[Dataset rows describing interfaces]
↓↓↓

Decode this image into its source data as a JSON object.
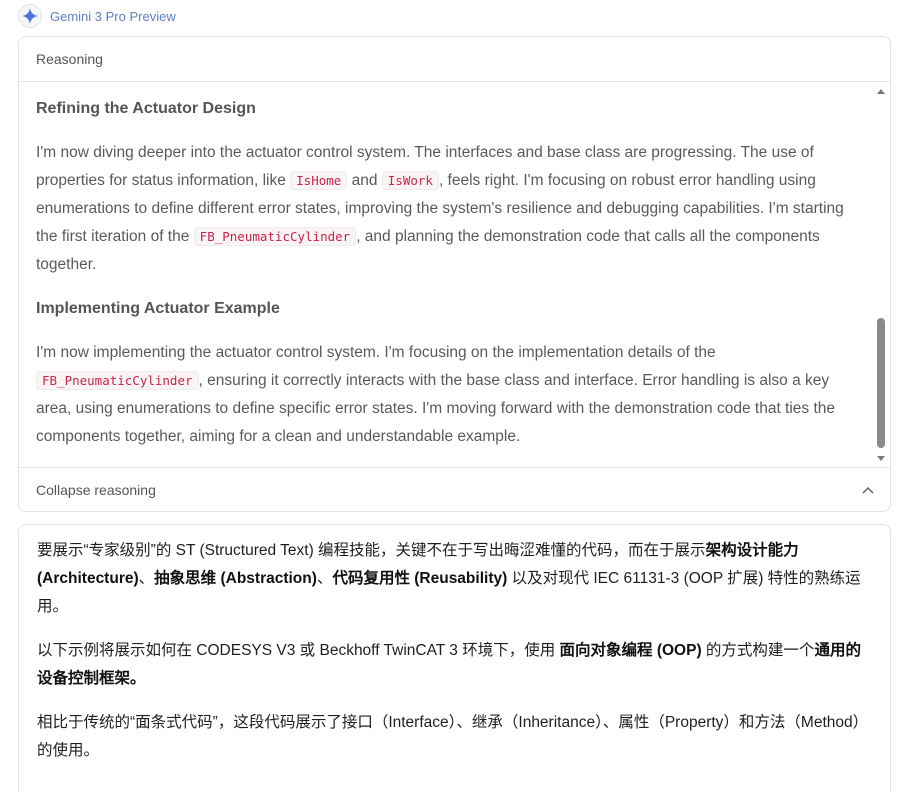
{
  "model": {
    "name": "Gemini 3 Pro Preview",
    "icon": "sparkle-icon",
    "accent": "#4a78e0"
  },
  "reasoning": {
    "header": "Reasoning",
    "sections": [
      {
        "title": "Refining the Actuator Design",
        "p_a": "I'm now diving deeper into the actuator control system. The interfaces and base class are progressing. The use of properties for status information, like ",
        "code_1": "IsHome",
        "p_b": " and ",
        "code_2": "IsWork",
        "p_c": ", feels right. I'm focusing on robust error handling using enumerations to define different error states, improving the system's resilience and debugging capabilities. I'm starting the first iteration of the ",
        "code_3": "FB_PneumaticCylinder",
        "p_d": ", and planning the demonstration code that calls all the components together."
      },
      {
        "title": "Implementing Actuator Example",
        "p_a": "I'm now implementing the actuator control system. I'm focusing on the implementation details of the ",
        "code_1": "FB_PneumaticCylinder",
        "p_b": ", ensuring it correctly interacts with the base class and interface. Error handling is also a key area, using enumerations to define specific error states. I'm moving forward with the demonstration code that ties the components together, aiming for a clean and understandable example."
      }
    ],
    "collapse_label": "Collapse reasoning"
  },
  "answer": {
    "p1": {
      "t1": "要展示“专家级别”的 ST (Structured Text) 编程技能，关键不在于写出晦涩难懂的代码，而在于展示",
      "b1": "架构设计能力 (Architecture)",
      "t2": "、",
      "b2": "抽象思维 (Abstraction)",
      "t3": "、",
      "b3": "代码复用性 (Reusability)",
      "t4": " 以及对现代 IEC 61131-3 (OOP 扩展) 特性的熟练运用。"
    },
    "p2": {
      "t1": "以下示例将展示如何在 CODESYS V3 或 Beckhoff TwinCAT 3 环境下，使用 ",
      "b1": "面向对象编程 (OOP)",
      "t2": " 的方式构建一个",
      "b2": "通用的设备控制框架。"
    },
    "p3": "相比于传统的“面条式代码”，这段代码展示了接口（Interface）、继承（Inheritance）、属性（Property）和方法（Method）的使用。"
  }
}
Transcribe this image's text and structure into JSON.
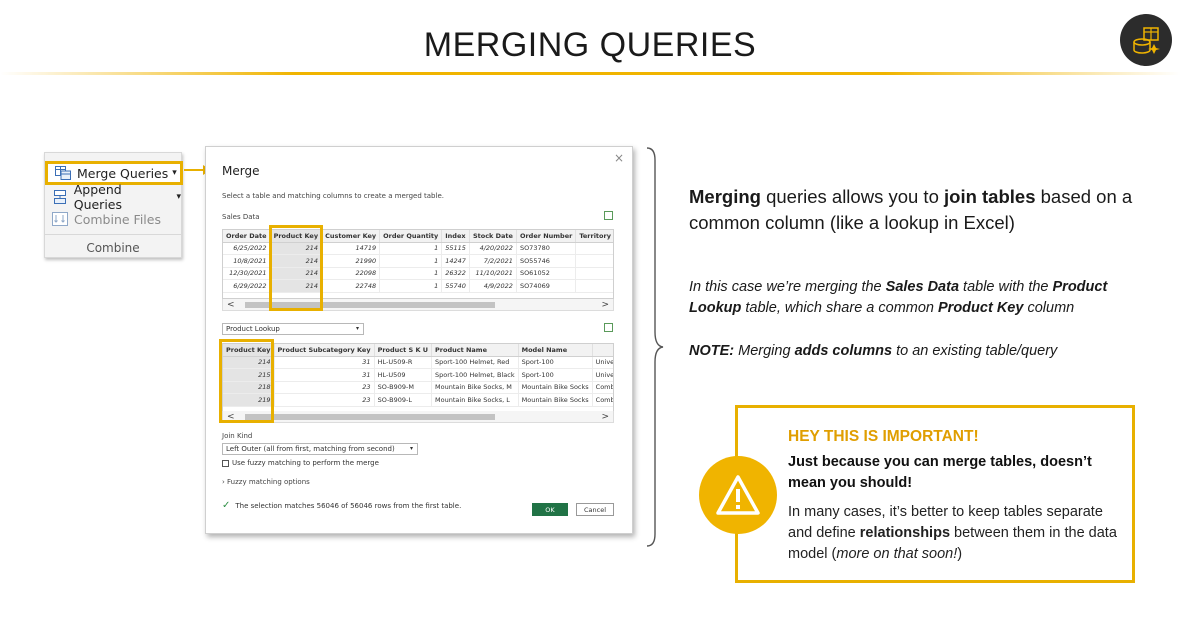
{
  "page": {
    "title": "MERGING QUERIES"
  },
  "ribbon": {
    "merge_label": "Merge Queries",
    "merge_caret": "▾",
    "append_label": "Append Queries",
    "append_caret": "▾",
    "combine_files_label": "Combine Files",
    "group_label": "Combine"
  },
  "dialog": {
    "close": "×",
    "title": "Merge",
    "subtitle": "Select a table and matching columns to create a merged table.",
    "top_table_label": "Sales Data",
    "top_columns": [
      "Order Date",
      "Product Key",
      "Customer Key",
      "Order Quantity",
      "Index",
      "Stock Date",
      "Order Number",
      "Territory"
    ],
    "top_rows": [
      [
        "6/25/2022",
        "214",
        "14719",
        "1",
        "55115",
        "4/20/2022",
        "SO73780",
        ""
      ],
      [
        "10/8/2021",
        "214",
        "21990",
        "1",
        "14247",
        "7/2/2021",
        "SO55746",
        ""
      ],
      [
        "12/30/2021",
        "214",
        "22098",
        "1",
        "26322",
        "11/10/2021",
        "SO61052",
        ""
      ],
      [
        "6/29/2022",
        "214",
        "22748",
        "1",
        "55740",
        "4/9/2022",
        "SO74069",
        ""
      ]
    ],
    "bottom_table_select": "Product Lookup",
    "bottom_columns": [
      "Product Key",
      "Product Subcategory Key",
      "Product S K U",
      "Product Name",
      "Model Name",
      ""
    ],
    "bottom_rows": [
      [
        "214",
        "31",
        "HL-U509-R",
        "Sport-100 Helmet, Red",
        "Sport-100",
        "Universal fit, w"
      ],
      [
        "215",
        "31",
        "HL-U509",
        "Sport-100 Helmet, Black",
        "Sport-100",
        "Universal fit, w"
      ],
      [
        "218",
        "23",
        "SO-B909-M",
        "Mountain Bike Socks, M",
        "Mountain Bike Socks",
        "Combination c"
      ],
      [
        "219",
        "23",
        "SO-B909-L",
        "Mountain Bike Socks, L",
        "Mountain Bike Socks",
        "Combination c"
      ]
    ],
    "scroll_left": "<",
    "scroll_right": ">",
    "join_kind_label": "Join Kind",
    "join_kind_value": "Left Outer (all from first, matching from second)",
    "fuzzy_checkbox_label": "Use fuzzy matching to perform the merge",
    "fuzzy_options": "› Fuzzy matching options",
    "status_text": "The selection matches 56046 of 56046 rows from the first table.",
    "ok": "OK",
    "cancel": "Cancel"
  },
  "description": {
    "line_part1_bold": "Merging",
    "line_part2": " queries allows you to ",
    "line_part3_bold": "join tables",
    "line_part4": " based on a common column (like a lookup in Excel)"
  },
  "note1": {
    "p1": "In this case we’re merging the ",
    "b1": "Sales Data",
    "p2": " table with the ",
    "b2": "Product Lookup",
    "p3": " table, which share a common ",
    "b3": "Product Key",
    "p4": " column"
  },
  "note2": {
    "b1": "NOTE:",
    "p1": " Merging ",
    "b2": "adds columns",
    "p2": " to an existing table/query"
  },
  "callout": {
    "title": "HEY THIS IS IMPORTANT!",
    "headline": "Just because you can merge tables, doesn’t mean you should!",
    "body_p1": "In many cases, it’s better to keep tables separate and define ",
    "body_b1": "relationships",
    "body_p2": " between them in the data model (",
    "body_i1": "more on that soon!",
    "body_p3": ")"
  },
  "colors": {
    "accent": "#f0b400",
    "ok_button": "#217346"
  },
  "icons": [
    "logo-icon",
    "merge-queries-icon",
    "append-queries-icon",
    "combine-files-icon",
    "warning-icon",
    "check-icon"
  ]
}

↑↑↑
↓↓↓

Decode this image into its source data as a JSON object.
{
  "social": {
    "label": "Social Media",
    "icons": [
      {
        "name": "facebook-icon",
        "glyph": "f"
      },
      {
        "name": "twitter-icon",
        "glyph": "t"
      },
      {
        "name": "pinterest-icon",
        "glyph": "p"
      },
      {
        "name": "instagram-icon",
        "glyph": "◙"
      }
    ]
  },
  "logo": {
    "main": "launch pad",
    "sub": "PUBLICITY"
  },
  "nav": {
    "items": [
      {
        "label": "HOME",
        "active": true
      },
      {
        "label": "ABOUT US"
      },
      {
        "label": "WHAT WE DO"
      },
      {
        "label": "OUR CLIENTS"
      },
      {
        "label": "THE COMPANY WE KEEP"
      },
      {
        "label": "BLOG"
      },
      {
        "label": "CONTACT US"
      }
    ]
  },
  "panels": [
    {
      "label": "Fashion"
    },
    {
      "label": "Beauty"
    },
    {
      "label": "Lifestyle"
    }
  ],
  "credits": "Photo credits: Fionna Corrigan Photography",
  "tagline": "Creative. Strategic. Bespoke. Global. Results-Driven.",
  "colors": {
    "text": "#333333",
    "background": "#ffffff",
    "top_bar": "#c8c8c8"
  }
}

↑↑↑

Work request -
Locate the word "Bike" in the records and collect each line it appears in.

Problem solution -
        "Mountain Bike Socks, M",
        "Mountain Bike Socks",
        "Mountain Bike Socks, L",
        "Mountain Bike Socks",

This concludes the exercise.